Forget night clubs, golf clubs are where it’s at…Cast aside any preconceptions of golf being the preserve of the rich and pompous for in recent years the game has undergone a renaissance and has shaken off its tweed trousers and brogues image. Thanks in part to golf loving celebrities (step forward Samuel L Jackson, Justin Timberlake, David Beckham, Catherine Zeta Jones, Cindy Crawford et al) and sexy young swingers such as Anna Rawson and Ian Poulter, golf is now hip and it’s cool to be seen on the fairways. Inspired by the recent Masters, I signed up for a lesson... Despite being a complete novice, I was confident that if I wanted to be able to play golf, I could and would. After all how hard could it be to hit a little white ball with a stick? Fast forward to reality and my first ever lesson - a patience testing process. Fortunately patience is something my 'coach' possessed in buckets.

You won’t get anywhere in this game without a good grip and after talking me through the tools of the trade (clubs fall into two categories – irons and woods - and no you shouldn’t hack your way around the course only using irons), I was shown how to make friends with my club. Your grip should be neither too strong nor too weak and it’s vital that a V is formed on the right hand and that only two knuckles are visible on the left hand. Having gotten a grip (pardon the pun), it was time to turn my attention to the set up; a good set up correlates to a good swing. ‘Tigers’ in training are advised to bend forward from the waist and bend their knees slightly while sticking their bottoms out. Sounds embarrassing eh, but in practice your derriere doesn’t look half as ridiculous as you’d think. Weight should be spread evenly on both feet, which should be about as wide as your shoulders.

Set up sorted, my coach then positioned the ball and – here comes the hardest part – showed me how to swing the club.

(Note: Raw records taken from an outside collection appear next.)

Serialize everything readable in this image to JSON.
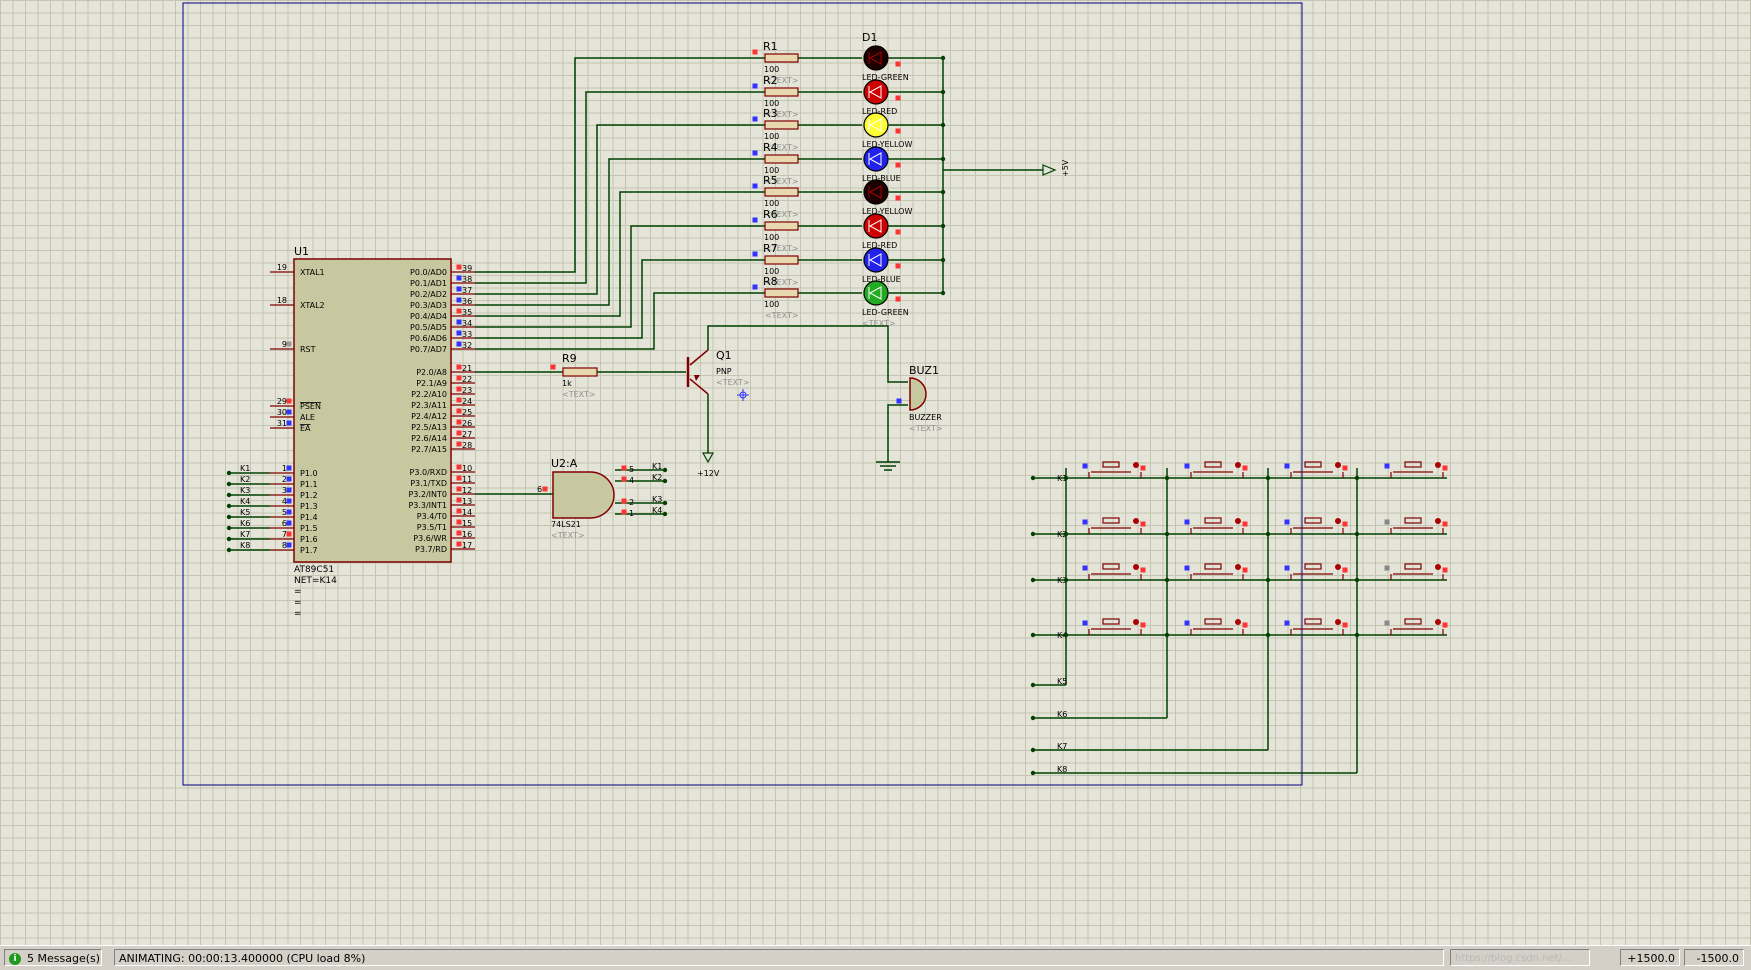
{
  "mcu": {
    "ref": "U1",
    "part": "AT89C51",
    "net": "NET=K14",
    "eq_lines": [
      "=",
      "=",
      "="
    ],
    "left_pins": [
      {
        "num": "19",
        "name": "XTAL1"
      },
      {
        "num": "18",
        "name": "XTAL2"
      },
      {
        "num": "9",
        "name": "RST"
      },
      {
        "num": "29",
        "name": "PSEN"
      },
      {
        "num": "30",
        "name": "ALE"
      },
      {
        "num": "31",
        "name": "EA"
      },
      {
        "num": "1",
        "name": "P1.0"
      },
      {
        "num": "2",
        "name": "P1.1"
      },
      {
        "num": "3",
        "name": "P1.2"
      },
      {
        "num": "4",
        "name": "P1.3"
      },
      {
        "num": "5",
        "name": "P1.4"
      },
      {
        "num": "6",
        "name": "P1.5"
      },
      {
        "num": "7",
        "name": "P1.6"
      },
      {
        "num": "8",
        "name": "P1.7"
      }
    ],
    "right_pins": [
      {
        "num": "39",
        "name": "P0.0/AD0"
      },
      {
        "num": "38",
        "name": "P0.1/AD1"
      },
      {
        "num": "37",
        "name": "P0.2/AD2"
      },
      {
        "num": "36",
        "name": "P0.3/AD3"
      },
      {
        "num": "35",
        "name": "P0.4/AD4"
      },
      {
        "num": "34",
        "name": "P0.5/AD5"
      },
      {
        "num": "33",
        "name": "P0.6/AD6"
      },
      {
        "num": "32",
        "name": "P0.7/AD7"
      },
      {
        "num": "21",
        "name": "P2.0/A8"
      },
      {
        "num": "22",
        "name": "P2.1/A9"
      },
      {
        "num": "23",
        "name": "P2.2/A10"
      },
      {
        "num": "24",
        "name": "P2.3/A11"
      },
      {
        "num": "25",
        "name": "P2.4/A12"
      },
      {
        "num": "26",
        "name": "P2.5/A13"
      },
      {
        "num": "27",
        "name": "P2.6/A14"
      },
      {
        "num": "28",
        "name": "P2.7/A15"
      },
      {
        "num": "10",
        "name": "P3.0/RXD"
      },
      {
        "num": "11",
        "name": "P3.1/TXD"
      },
      {
        "num": "12",
        "name": "P3.2/INT0"
      },
      {
        "num": "13",
        "name": "P3.3/INT1"
      },
      {
        "num": "14",
        "name": "P3.4/T0"
      },
      {
        "num": "15",
        "name": "P3.5/T1"
      },
      {
        "num": "16",
        "name": "P3.6/WR"
      },
      {
        "num": "17",
        "name": "P3.7/RD"
      }
    ],
    "p1_nets": [
      "K1",
      "K2",
      "K3",
      "K4",
      "K5",
      "K6",
      "K7",
      "K8"
    ]
  },
  "resistors": [
    {
      "ref": "R1",
      "value": "100",
      "text": "<TEXT>"
    },
    {
      "ref": "R2",
      "value": "100",
      "text": "<TEXT>"
    },
    {
      "ref": "R3",
      "value": "100",
      "text": "<TEXT>"
    },
    {
      "ref": "R4",
      "value": "100",
      "text": "<TEXT>"
    },
    {
      "ref": "R5",
      "value": "100",
      "text": "<TEXT>"
    },
    {
      "ref": "R6",
      "value": "100",
      "text": "<TEXT>"
    },
    {
      "ref": "R7",
      "value": "100",
      "text": "<TEXT>"
    },
    {
      "ref": "R8",
      "value": "100",
      "text": "<TEXT>"
    }
  ],
  "leds": [
    {
      "type": "LED-GREEN",
      "color": "#1a0000",
      "lit": false
    },
    {
      "type": "LED-RED",
      "color": "#cc0000",
      "lit": true
    },
    {
      "type": "LED-YELLOW",
      "color": "#ffff33",
      "lit": true
    },
    {
      "type": "LED-BLUE",
      "color": "#2222ee",
      "lit": true
    },
    {
      "type": "LED-YELLOW",
      "color": "#1a0000",
      "lit": false
    },
    {
      "type": "LED-RED",
      "color": "#cc0000",
      "lit": true
    },
    {
      "type": "LED-BLUE",
      "color": "#2222ee",
      "lit": true
    },
    {
      "type": "LED-GREEN",
      "color": "#22aa22",
      "lit": true
    }
  ],
  "d1_ref": "D1",
  "led_text": "<TEXT>",
  "power_5v": "+5V",
  "r9": {
    "ref": "R9",
    "value": "1k",
    "text": "<TEXT>"
  },
  "q1": {
    "ref": "Q1",
    "type": "PNP",
    "text": "<TEXT>",
    "supply": "+12V"
  },
  "buzzer": {
    "ref": "BUZ1",
    "type": "BUZZER",
    "text": "<TEXT>"
  },
  "gate": {
    "ref": "U2:A",
    "part": "74LS21",
    "text": "<TEXT>",
    "out_pin": "6",
    "inputs": [
      {
        "pin": "5",
        "net": "K1"
      },
      {
        "pin": "4",
        "net": "K2"
      },
      {
        "pin": "2",
        "net": "K3"
      },
      {
        "pin": "1",
        "net": "K4"
      }
    ]
  },
  "keypad": {
    "row_nets": [
      "K1",
      "K2",
      "K3",
      "K4"
    ],
    "col_nets": [
      "K5",
      "K6",
      "K7",
      "K8"
    ]
  },
  "colors": {
    "wire": "#004000",
    "component": "#800000",
    "body": "#c8c8a0",
    "border": "#000080",
    "pin_red": "#ff3333",
    "pin_blue": "#3333ff",
    "text_gray": "#909090"
  },
  "status": {
    "messages": "5 Message(s)",
    "animating": "ANIMATING: 00:00:13.400000 (CPU load 8%)",
    "watermark": "https://blog.csdn.net/...",
    "coord_x": "+1500.0",
    "coord_y": "-1500.0"
  }
}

I’m not going to lie to you; the swing is a tricky motion that came take months to master. In theory a swing should consists of a (right handed) golfer taking the club back to the right, then accelerating down to the left – cleanly swiping the ball – before smoothly following through. In theory. But after many minutes spent turning my body rather than the club and endless air shots, I did finally manage to send the ball airborne. The dratted white ball may have only scuffled a few metres off the ground as opposed to sailing sky high, but hey it did get off the ground and as Sinatra once sang: “They can’t take that away from me.”

I ended the 30 minute lesson feeling exhilarated and uplifted and encouraged to pursue the game that Mark Twain once described as a “good walk spoiled”. It’s a decision that my teacher approved of and one he assured me that makes sense. For essentially golf is a game that is open to all regardless of whether you’re fat (John Daily springs most readily to mind) or thin, male or female, young (Michelle Wie anyone?) or old (Mark O Meara was no spring chicken when he won a Major at the age of 41). It transcends language barriers and in this era of obsesity represents a great form of exercise. I’d rather walk around a verdant golf course, than pound the treadmill anyday. Oh and did I mention that these days an increasing amount of business is conducted on the golf course? Become a golfer and there is no need to be left like a lemon on your own in the office when the next company golf day rolls around. Time then to give golf a go…